Baseball Australia's plan to have a Tasmanian play in America's Major League Baseball

STRONG VOICE: Baseball chief executive Cam Vale talks to the Korean media over ABL expansion that has plans to include a Tasmanian team for 2019-2020. Picture: ABL Images
STRONG VOICE: Baseball chief executive Cam Vale talks to the Korean media over ABL expansion that has plans to include a Tasmanian team for 2019-2020. Picture: ABL Images

A strong desire to produce Tasmania's first professional player is behind Baseball Australia’s plans to have a team play out of the state by the start of the 2019 season.

That push could come as early as this summer, nearly 12 months ahead of the Tasmanian entry in the ABL.

Baseball Australia chief executive Cam Vale hinted bringing a four-game series to Launceston or Hobart to test interest for the sport.

Vale said baseball’s governing body stands by its bullish approach towards Tasmania joining a national competition before doing so in the AFL, NBL or A-League. 

“This is a chance for us to grow baseball in the state of Tasmania where I have said publicly a number of times other sports are missing a golden opportunity to bring a Tasmanian team into their national league,” he said.

“My strong belief is that even for a sport that is not strong like baseball, it’ll connect with the community and we’ll start attracting young players to play the game.

“Most importantly for people who want to support a Tasmanian team. Our commercial model stacks up and we’ve got a forward plan.”

BID WIN: Baseball Australia chief executive Cam Vale joins the Geelong and Korean baseball contingencies after being awarded one of two new licences for next summer. Picture: ABL Images

BID WIN: Baseball Australia chief executive Cam Vale joins the Geelong and Korean baseball contingencies after being awarded one of two new licences for next summer. Picture: ABL Images

Tasmania had missed out earlier this month on one of two spots in the first steps of ABL expansion to new clubs in New Zealand and a Korean side based out of Geelong.

Vale said that outcome would have very little impact on the state joining the ABL becoming a reality.

“We want to look at our next Major League Baseball player and ask why can’t they come out of Tassie?” he said.

“That won’t happen if we don’t have a presence and, for us, it has to start sooner rather than later.

“We’ve got to find a way and find the right group of people, the right entity that would own and run the team.

“We want to help teams set up and get established.”

Vale was open to the idea of a second Asian team playing out of Tasmania.

But the first preference remained the status quo of recruiting rising Australian players topped with American and Asian imports.

“We will balance looking at a team like that from Japan or from Taiwan in our future expansion, along side a traditional Australian team that is similar to the initial six teams,” he said.

A Tasmanian ABL side would differ from the 2018/19 season, with home games across multiple venues including Devonport and Burnie.

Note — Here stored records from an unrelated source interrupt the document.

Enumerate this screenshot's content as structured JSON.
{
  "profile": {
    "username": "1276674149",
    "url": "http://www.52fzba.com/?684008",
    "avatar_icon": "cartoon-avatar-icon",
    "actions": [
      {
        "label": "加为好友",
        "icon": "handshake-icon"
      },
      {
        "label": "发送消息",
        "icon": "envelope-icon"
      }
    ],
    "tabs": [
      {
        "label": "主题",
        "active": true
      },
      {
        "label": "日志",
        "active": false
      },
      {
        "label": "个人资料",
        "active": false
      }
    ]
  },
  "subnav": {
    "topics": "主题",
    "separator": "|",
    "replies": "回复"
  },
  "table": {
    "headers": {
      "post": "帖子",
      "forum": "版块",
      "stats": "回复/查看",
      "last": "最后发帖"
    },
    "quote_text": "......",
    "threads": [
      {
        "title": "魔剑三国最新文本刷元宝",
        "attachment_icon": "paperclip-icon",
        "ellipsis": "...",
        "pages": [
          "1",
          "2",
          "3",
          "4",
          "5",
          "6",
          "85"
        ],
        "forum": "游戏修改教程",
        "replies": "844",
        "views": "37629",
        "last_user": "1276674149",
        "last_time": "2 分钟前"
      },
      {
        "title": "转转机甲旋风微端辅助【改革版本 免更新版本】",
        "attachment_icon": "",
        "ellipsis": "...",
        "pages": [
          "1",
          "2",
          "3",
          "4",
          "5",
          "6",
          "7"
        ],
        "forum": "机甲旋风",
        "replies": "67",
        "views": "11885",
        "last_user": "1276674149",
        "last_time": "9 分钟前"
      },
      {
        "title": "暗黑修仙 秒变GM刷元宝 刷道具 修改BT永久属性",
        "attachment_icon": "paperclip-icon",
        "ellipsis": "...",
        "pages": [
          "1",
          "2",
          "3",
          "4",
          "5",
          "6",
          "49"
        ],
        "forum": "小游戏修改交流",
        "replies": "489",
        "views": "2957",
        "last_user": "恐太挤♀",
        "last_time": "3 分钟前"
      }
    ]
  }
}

But Baseball Australia favours the club’s home base located out of Launceston.

“We also have enough content to spread across the state, so we are not limited or restricted in having just half a dozen games in one city and we’ll manage them across three or four venues,” Vale said.

“We know there will be a lot of temporary-type venues in Tasmania and that’s where we have to start like North Hobart Oval that has a lot of appeal, but obviously playing in Launceston as well.

“The only limiting factor is cricket pitches that makes it difficult, but outside of that we’ve had created solutions in other places of where you play.”